- Armament and disarmament
- Conflict, peace and security
- Peace and development
In this essay, the volume editors present the key themes of their new book Anthropocene (In)securities: Reflections on Collective Survival 50 Years After the Stockholm Conference, published this week by SIPRI and Oxford University Press.
Iran’s atomic energy agency announced last week that it had produced 55 kilograms of 20 per cent-enriched uranium in barely four months.
A deadly pandemic to control. An urgent nationwide vaccination programme to roll out. An economic crisis to navigate. Political divisions and distrust deep enough to spark mob violence and terrorism.

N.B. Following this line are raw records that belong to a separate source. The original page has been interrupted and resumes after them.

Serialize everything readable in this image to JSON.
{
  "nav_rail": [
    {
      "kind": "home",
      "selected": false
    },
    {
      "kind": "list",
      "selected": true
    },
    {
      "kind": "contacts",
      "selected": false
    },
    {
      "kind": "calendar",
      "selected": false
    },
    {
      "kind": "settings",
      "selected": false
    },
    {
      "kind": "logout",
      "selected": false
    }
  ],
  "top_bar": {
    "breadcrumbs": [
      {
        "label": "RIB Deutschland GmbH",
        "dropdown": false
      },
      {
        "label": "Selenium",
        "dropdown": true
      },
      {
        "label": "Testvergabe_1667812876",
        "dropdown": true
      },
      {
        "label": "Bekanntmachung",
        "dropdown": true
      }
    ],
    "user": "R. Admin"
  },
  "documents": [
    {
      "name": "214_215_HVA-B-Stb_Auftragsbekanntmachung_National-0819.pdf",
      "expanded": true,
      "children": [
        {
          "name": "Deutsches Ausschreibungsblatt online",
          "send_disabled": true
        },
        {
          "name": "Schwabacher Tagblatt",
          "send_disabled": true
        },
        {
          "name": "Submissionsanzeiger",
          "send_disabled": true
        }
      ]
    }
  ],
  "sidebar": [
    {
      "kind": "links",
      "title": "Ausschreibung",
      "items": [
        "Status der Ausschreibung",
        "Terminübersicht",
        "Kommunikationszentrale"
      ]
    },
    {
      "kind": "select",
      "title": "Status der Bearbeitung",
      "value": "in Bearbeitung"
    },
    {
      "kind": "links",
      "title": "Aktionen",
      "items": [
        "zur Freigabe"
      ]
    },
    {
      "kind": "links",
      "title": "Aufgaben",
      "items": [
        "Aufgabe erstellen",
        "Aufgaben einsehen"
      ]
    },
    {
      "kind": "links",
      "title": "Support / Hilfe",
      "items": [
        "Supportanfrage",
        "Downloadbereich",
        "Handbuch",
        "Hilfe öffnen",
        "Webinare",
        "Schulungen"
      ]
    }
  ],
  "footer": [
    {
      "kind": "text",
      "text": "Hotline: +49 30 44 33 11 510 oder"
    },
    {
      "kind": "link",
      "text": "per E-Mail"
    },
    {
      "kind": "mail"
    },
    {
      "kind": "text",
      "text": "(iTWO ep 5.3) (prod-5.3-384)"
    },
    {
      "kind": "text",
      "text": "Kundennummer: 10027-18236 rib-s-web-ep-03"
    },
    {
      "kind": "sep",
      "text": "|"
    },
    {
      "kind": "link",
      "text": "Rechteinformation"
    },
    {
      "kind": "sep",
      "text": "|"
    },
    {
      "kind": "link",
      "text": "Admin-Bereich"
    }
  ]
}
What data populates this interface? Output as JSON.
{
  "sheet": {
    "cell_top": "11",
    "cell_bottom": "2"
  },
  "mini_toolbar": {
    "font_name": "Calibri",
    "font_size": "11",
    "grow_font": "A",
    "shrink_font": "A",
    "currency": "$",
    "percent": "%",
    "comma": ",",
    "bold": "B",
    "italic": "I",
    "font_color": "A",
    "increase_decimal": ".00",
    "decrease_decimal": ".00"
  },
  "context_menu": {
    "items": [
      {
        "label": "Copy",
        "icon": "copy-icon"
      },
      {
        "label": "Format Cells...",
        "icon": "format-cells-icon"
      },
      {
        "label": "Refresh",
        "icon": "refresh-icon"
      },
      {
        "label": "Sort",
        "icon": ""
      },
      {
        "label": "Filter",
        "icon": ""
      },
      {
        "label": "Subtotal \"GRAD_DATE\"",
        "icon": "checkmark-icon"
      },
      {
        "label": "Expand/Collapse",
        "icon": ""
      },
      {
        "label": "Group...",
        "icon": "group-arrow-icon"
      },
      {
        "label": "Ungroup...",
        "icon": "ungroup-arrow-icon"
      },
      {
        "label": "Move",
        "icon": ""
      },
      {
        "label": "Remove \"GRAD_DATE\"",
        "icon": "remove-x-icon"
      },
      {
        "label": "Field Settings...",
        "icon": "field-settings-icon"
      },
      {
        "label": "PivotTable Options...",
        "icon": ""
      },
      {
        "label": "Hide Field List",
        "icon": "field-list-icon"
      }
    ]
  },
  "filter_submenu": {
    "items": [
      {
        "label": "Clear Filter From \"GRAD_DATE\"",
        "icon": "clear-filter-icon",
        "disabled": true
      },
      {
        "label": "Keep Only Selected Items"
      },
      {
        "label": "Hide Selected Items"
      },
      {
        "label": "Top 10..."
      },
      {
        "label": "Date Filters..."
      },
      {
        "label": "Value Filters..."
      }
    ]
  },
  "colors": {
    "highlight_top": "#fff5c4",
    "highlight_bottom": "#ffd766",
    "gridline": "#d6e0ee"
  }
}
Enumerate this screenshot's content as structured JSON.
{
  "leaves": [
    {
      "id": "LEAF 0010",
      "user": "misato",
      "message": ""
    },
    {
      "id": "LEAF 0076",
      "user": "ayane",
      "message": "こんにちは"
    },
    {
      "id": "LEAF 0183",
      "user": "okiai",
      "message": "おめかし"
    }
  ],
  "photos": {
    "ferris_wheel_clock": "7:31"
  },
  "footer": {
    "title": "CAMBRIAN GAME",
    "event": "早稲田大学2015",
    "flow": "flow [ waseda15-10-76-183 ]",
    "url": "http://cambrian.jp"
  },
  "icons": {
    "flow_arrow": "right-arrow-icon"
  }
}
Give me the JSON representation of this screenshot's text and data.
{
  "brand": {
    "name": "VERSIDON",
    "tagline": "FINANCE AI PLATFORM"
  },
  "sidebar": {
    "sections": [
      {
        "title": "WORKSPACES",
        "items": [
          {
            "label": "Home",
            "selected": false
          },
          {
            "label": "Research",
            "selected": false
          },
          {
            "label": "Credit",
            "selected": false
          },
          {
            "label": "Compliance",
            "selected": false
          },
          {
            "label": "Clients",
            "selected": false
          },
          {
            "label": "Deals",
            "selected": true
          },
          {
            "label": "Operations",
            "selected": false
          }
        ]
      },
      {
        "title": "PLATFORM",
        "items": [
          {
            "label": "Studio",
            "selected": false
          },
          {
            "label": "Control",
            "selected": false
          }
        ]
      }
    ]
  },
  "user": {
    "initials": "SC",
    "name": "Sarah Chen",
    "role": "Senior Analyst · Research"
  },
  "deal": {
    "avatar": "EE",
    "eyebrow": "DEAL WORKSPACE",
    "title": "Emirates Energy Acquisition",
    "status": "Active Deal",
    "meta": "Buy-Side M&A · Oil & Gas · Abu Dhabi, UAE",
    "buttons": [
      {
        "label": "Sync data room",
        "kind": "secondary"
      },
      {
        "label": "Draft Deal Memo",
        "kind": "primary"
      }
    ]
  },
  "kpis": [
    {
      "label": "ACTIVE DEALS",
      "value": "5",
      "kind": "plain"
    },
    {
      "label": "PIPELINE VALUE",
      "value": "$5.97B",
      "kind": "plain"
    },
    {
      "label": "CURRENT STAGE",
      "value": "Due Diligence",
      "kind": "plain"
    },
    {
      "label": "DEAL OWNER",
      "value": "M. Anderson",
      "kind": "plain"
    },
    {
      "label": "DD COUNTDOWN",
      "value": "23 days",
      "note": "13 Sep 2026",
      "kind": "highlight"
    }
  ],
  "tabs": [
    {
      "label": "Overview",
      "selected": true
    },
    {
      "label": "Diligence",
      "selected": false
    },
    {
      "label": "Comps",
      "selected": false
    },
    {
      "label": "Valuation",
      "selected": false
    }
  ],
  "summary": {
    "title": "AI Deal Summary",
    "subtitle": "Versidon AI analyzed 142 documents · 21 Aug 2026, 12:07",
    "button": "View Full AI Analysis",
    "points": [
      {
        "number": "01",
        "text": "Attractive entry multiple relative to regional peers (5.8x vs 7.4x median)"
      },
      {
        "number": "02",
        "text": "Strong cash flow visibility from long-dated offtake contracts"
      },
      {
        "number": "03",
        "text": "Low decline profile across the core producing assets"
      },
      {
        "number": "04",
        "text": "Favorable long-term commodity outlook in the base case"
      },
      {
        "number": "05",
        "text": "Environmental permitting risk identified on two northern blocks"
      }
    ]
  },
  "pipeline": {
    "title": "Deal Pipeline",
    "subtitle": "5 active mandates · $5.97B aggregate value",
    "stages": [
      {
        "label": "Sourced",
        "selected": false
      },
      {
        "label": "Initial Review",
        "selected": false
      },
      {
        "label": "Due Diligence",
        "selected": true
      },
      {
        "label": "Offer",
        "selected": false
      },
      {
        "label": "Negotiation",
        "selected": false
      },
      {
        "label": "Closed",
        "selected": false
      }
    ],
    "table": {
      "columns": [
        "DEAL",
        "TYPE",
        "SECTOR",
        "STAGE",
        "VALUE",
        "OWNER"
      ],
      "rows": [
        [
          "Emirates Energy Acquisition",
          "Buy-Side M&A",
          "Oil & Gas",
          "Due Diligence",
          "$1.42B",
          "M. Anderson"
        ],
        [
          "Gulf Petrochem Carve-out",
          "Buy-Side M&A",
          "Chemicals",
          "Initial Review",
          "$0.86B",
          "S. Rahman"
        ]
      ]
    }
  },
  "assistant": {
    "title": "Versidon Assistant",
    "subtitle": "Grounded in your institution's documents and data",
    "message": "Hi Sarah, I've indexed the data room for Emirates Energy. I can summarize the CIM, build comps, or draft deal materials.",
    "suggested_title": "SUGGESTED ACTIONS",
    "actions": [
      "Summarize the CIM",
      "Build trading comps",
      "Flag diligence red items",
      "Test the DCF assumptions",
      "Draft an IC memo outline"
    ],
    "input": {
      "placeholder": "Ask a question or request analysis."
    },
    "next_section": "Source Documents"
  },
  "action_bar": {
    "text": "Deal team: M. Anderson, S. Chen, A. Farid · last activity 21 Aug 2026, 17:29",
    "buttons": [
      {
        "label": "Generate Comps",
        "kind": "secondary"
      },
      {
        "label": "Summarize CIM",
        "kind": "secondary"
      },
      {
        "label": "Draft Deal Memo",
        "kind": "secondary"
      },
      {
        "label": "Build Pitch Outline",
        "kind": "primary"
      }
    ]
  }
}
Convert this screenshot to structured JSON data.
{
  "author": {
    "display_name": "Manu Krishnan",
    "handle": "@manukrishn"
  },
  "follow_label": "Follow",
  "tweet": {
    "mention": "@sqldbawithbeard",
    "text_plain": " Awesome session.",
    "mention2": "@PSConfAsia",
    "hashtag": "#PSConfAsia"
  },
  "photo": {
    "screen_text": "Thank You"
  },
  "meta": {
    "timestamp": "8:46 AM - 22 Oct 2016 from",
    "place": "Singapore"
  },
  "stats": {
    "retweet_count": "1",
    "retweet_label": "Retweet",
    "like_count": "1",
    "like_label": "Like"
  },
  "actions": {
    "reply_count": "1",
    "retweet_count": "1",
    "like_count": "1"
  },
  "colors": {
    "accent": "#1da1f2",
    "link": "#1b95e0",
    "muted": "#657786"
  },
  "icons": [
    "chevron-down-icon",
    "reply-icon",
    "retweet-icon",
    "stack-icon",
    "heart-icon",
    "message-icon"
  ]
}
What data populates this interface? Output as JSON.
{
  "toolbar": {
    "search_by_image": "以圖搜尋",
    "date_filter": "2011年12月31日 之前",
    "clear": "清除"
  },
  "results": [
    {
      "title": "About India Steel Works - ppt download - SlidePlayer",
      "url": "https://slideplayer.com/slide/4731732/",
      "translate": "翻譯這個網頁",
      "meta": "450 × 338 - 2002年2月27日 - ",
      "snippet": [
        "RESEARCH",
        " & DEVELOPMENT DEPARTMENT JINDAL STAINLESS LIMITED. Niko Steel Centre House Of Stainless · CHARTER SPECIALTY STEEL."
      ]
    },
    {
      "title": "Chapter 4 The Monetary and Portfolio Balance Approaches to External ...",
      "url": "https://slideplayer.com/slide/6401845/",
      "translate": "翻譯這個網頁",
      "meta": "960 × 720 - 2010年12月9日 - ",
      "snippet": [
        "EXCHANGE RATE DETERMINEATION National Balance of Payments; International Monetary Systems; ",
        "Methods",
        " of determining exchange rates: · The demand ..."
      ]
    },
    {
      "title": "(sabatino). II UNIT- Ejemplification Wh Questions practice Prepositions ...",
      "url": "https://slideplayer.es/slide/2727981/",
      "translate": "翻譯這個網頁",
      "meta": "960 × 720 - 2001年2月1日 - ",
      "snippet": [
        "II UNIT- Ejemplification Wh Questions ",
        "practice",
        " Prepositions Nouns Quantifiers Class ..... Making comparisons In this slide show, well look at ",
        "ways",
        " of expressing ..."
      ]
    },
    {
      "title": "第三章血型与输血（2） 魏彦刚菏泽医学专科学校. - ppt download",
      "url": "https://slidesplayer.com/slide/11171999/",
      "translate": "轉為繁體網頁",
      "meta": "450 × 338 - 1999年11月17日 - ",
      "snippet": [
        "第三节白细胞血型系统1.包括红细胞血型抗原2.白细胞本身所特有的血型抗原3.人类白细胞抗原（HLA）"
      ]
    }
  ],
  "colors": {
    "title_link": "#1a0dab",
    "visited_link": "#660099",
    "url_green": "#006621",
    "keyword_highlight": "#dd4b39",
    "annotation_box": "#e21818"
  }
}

The 46th President of the United States faces a barrage of critical domestic challenges from day one.
Weather, weapons and wealth have all played roles in the long-running conflict between South Sudan and Sudan over the Abyei area. The conflict in Abyei—a disputed border region of farmland, desert and oil fields—has its origins in a long-running disagreement between two pastoralist groups, the local Ngok Dinka and Misseriyya Arab seasonal migrants (see figure 1).
As environmental activism increasingly takes place online, tactics of slow violence against activists have adapted, making use of social media and other digital tools to target often young activists. One of those methods, digital surveillance, deserves greater attention.
Earlier this year, the United States-led ‘war on terror’ gained another African front line. In March, the USA added a Mozambican group known as Ansar al-Sunnah to its list of designated foreign terrorist organizations, giving it the name ‘ISIS-Mozambique’.
Good Peacebuilding Financing was a thematic focus of the 2021 Stockholm Forum on Peace and Development. This commentary is inspired by several Forum sessions including ‘Good Peacebuilding Financing: Doing More, Doing Better‘ ‘ReNEWing the Deal’, ‘Investing in Peace, Investing in Trust: Financing Women Led Organizations’ and ‘How effective is the current peacebuilding financing architecture at building peace?’.
Ahead of the 2021 Stockholm Forum on Peace and Development, SIPRI is pleased to share guest blog posts from partner organizations.
Today’s global context—characterized by complexity, polarization and growing inequalities, compounded by the ongoing Covid-19 pandemic—risks undoing decades’ worth of peace and development dividends. We are likely to see more conflicts and higher demands on peace operations in the coming years.
The International Atomic Energy Agency (IAEA) reported on Friday its conclusion that the Democratic People’s Republic of Korea (North Korea) had resumed plutonium production at its nuclear reactor in Yongbyon in early July this year.
International condemnation of the humanitarian disaster unfolding in Ethiopia’s northern region is intensifying as the scale of the emergency becomes clearer. However, the conflict in Tigray is one part of a broader political crisis in Ethiopia, where elections take place on Monday (21 June).
With two new documents, the European Union (EU) has officially recognized the relevance of climate change to peace mediation.
Yesterday Honduras became the 50th state to ratify or accede to the 2017 Treaty on the Prohibition of Nuclear Weapons (TPNW), meaning that the treaty will enter into force on 22 January 2021.
While details remain scarce, the fighting that has erupted between Armenia and Azerbaijan appears to be more intense than the skirmishes that killed at least a dozen people in the summer of 2020. At the time of writing, roughly 100 people, both civilians and military personnel, have been killed since Sunday, and fighting continues.
The Missile Technology Control Regime is a cornerstone of states’ efforts to control the development, proliferation and use of missiles and other unmanned delivery systems. However, it faces serious structural, operational, membership and technology-related challenges that call for new initiatives and a strengthening of the regime’s resilience.
Hopes run high that the possessors of the world’s largest nuclear arsenals—Russia and the United States—might finally resume negotiations on nuclear weapon reductions after over a decade of diplomatic deadlock.
This SIPRI Topical Backgrounder presents data on the military aid given by the USA to Afghanistan between 2001 and 2020.
This SIPRI Topical Backgrounder gives an overview of the four multilateral peace operations that were active in Afghanistan between 2001 and 2021. It presents SIPRI data on the number and categories of international personnel deployed in each operation, drawn from the SIPRI Multilateral Peace Operations Database.
This SIPRI topical backgrounder gives an overview of known international flows of major arms to the Afghan armed forces between 2001 and 2020.